Keep Warm. Imagine the sensation of feeling cold tense muscles, shivering, etc. Heat can provide the opposite effect, soothing and relaxing muscles (e.g. heating pads and warm baths for sore muscles). Joints like the temporomandibular tend to loosen in warm, humid weather. Make the most of North Carolina’s sweltering summer temperatures by participating in muscle-relaxing outdoor activities such as swimming, biking, open-air yoga, and walking.
Stay Hydrated. As the days heat up, it is easy to become dehydrated. Lack of water is harmful to all body systems, including your joints (ahem, the jaw joint!). Be diligent in drinking lots of water and limiting sugary beverages. Also, try to reduce your caffeine consumption, as caffeine can induce jitters and anxious feelings, leading to unintentional teeth clenching or grinding that exacerbates TMJ discomfort.
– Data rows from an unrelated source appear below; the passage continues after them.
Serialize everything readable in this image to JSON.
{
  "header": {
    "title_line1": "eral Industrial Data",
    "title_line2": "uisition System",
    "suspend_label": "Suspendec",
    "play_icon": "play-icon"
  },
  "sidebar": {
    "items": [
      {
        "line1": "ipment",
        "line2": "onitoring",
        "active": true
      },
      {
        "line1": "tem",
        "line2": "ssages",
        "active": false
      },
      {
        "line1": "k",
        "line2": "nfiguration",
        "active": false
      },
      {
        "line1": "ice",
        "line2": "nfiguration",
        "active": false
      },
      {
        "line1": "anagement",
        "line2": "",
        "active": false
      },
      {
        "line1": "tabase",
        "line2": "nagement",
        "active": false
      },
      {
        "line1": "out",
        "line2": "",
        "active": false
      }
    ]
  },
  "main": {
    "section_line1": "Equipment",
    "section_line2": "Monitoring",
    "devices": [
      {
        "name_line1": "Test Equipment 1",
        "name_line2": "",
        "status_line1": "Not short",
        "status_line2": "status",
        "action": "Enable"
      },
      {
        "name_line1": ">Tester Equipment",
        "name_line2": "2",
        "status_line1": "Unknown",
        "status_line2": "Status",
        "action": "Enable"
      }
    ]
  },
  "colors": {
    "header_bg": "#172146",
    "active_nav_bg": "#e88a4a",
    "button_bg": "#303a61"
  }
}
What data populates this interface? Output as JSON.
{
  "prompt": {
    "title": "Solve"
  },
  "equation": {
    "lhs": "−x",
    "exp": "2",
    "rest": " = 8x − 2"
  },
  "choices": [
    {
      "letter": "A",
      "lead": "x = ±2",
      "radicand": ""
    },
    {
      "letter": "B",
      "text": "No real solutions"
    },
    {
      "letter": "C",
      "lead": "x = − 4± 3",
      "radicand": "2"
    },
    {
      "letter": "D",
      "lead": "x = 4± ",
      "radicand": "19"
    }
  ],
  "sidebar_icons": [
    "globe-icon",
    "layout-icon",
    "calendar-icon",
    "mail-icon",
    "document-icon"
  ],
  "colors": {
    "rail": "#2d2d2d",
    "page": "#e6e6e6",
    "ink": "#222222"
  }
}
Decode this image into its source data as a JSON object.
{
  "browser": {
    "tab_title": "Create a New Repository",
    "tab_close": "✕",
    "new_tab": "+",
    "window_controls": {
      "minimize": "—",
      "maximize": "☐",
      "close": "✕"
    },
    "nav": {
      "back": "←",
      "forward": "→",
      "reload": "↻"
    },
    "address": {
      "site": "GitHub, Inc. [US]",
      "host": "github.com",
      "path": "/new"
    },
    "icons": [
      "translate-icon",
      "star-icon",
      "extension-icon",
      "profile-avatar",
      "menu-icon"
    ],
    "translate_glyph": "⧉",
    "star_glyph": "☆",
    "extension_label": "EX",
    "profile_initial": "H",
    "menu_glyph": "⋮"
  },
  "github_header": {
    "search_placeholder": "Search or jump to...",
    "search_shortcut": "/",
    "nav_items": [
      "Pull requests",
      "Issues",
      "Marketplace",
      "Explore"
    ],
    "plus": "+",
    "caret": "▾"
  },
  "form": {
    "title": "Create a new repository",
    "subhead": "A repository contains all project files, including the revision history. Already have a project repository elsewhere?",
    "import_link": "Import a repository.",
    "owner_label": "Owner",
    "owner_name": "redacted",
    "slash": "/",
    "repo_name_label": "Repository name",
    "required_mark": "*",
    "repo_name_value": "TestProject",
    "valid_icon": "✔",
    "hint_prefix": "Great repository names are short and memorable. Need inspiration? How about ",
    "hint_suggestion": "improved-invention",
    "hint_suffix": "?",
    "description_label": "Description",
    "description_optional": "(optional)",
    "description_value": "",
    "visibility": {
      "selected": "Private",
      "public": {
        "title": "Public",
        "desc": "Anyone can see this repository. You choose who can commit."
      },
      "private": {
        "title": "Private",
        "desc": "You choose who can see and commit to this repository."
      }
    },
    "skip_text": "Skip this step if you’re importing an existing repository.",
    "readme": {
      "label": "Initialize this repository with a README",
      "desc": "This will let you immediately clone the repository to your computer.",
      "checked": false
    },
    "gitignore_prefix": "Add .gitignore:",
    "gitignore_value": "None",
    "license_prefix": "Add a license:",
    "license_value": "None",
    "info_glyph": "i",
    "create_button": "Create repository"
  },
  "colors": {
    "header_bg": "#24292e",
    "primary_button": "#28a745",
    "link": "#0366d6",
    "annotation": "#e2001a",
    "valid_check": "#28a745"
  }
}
Minimize Stress. While it’s easier said than done, focus on minimizing your stress levels this summer. Stress frequently manifests in physical tension, such as teeth grinding and jaw clenching – and we may not even know we have these habits that cause TMJ pain. When you clench or grind your teeth, your facial muscles attached to the jaw joint are overworked and tighten up. This alone is painful enough, but if it continues, the problem only gets worse. A little disc of cartilage sits between facial bones and the TMJ to protect the joint. Over time and with too much pressure, this disc can become damaged. Small steps to reduce your stress levels, such as relaxing on your porch after a long day at the computer or incorporating low-intensity workouts into your routine to release endorphins and keep your body moving, can be beneficial in improving not just your TMJ pain, but your overall health.
Be Cognizant of What You Eat. Avoid chewing gum to reduce excessive use of the joint and muscle and give them a chance to rest. Stay away from hard foods and candies, as they are tough on the jaw. Additionally, limit chewy summer staples such as grilled steaks and corn on the cob. Most of the time, these foods require a lot of chewing or broad opening of the mouth, and therefore add stress to the jaw. This doesn’t mean you can’t enjoy a fun summertime cookout with friends and family – simply consume substitutions like soft and tender barbecue or cut the corn off the cob. Take advantage of summer’s harvest by enjoying fresh fruits like melons and berries that are abundant this time of year, skipping the crunchy apples and raw veggies (such as carrots). Instead, eat your veggies grilled or cooked, or toss them in a cool summertime smoothie.
While these small-scale lifestyle changes can help alleviate TMJ discomfort during the summer months and periods of rest can help it go away on its own, it’s important to know that sometimes the cause of TMJ is an underlying medical condition. If your TMJ symptoms persist for longer than one week and you’ve been trying the aforementioned measures without signs of improvement, schedule an appointment with your dentist to determine if the issue is simple (such as clenching), or if a more complicated medical issue may exist.
Dr. Edmond Suh
Owner of Supremia Dentistry, located at 1711 S. Main St. in Wake Forest.